May 26, 2017
Amelia Boone has become a legend in the obstacle racing world. Winning almost every race she enters, but managing to juggle her training with a full time job as an attorney.
But this episode is not really about her successes, although we cover that, and how she got into obstacle racing in the first place, the focus of this episode is about her two stress fractures (femoral and sacral) within a one year period, and how gutting it was to try to come back after the second injury, knowing that she was the only one to blame.
We talk about how her priorities have changed since the injuries, how she has learned to say no to things, and what she has changed about her lifestyle since, keeping at least one rest day in there every week.
We spend a lot of time talking about the mental side of returning from an injury, and how our paranoia can be crippling as you fear injury and fear that you will never get back to where you were.
Amelia talks about how to become a better version of yourself, and why being real and authentic is the way to go for every runner. Regardless of what level you run at, everyone has their own bench mark of what is good enough, and we all need to learn how to let go of those expectations.
Finally, if you are scared of trying obstacle racing, Amelia might have some convincing advice that might change your mind.
This is for you if you are suffering with an injury (or returning from an injury) and struggling to handle the fear and frustration of wanting to get back to where you were.
Three time winner of the Worlds Toughest Mudder. Considered the Queen of Pain, and general bad ass! Oh, and she is a professional athlete while working full time as an attorney!
Desk jobs are tough. I always thought it would be a perfect compliment to high mileage and super hard competitions...look I am sitting all day at work, I am resting, relaxing and recovering! But then I realized, I probably do the worst possible combination ever, which is train really hard, then stay static the rest of the day.
I remember getting on the (obstacle racing) course, and absolutely loving it, and also realizing how bad I was at things...like monkey bars. You think, oh, I did monkey bars all the time as a kid, and you try to do them as an adult and you think, oh my god, why is this so hard?
All of a sudden, I found a purpose to workout, a purpose to train, to get better at these things I was awful at. For me, obstacle racing was kind of a challenge and a new goal, and it gave me new focus.
Through obstacle racing, I fell in love with running.
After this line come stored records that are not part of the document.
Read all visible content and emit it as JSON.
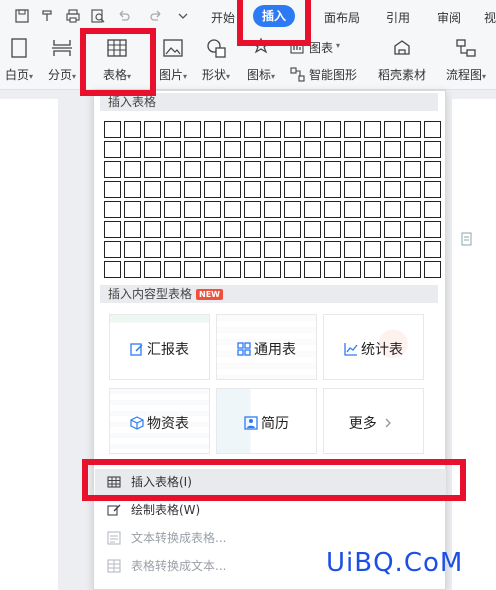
{
  "tabs": [
    {
      "label": "开始"
    },
    {
      "label": "插入"
    },
    {
      "label": "面布局"
    },
    {
      "label": "引用"
    },
    {
      "label": "审阅"
    },
    {
      "label": "视"
    }
  ],
  "ribbon": {
    "blank_page": "白页",
    "section": "分页",
    "table": "表格",
    "picture": "图片",
    "shape": "形状",
    "icon": "图标",
    "chart": "图表",
    "smart_art": "智能图形",
    "material": "稻壳素材",
    "flowchart": "流程图",
    "caret": "▾"
  },
  "dropdown": {
    "insert_table_title": "插入表格",
    "grid": {
      "rows": 8,
      "cols": 17
    },
    "content_table_title": "插入内容型表格",
    "new_badge": "NEW",
    "cards": [
      {
        "label": "汇报表",
        "icon": "edit-icon"
      },
      {
        "label": "通用表",
        "icon": "grid-icon"
      },
      {
        "label": "统计表",
        "icon": "line-chart-icon"
      },
      {
        "label": "物资表",
        "icon": "box-icon"
      },
      {
        "label": "简历",
        "icon": "person-icon"
      },
      {
        "label": "更多",
        "icon": "chevron-right-icon"
      }
    ],
    "menu": [
      {
        "label": "插入表格(I)",
        "enabled": true
      },
      {
        "label": "绘制表格(W)",
        "enabled": true
      },
      {
        "label": "文本转换成表格...",
        "enabled": false
      },
      {
        "label": "表格转换成文本...",
        "enabled": false
      }
    ]
  },
  "colors": {
    "accent": "#2d7bf4",
    "annotation": "#e8112d",
    "new_badge": "#f0503c"
  },
  "watermark": "UiBQ.CoM"
}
The stress from having an additional career outside of running, outside of competing, has to factor into recovery as well.
I have been feeling much better having one complete day of rest.
That second injury just gutted me, because there is no one to blame but yourself. I sat there thinking, I blew my chance.
It's been a lesson in trying to make peace with my body and learning to trust it. Really, the only way to do that is through practice.
I can only really do whats in the moment and just try to talk to my body, talk it through things.
Anyone who is going through a long term injury, I promise you, it gets easier. You will have ups and downs, but once you get to that stage of acceptance, it is a really valuable process.
To try to return to a previous version of yourself is
ludicrous, so I tell myself to give myself permission to morph into
a new kind of athlete.
The more vulnerable I am, the more confident I become.
I have always had this ability to just endure and just to keep going. When I was little, and we were playing four soccer games in a day. I was the only kid in the fourth soccer game that was thinking, "woo, lets keep doing this", and so being very well rounded and being strong, and having endurance, but not necessarily being the best at anything suits itself really well to obstacle racing.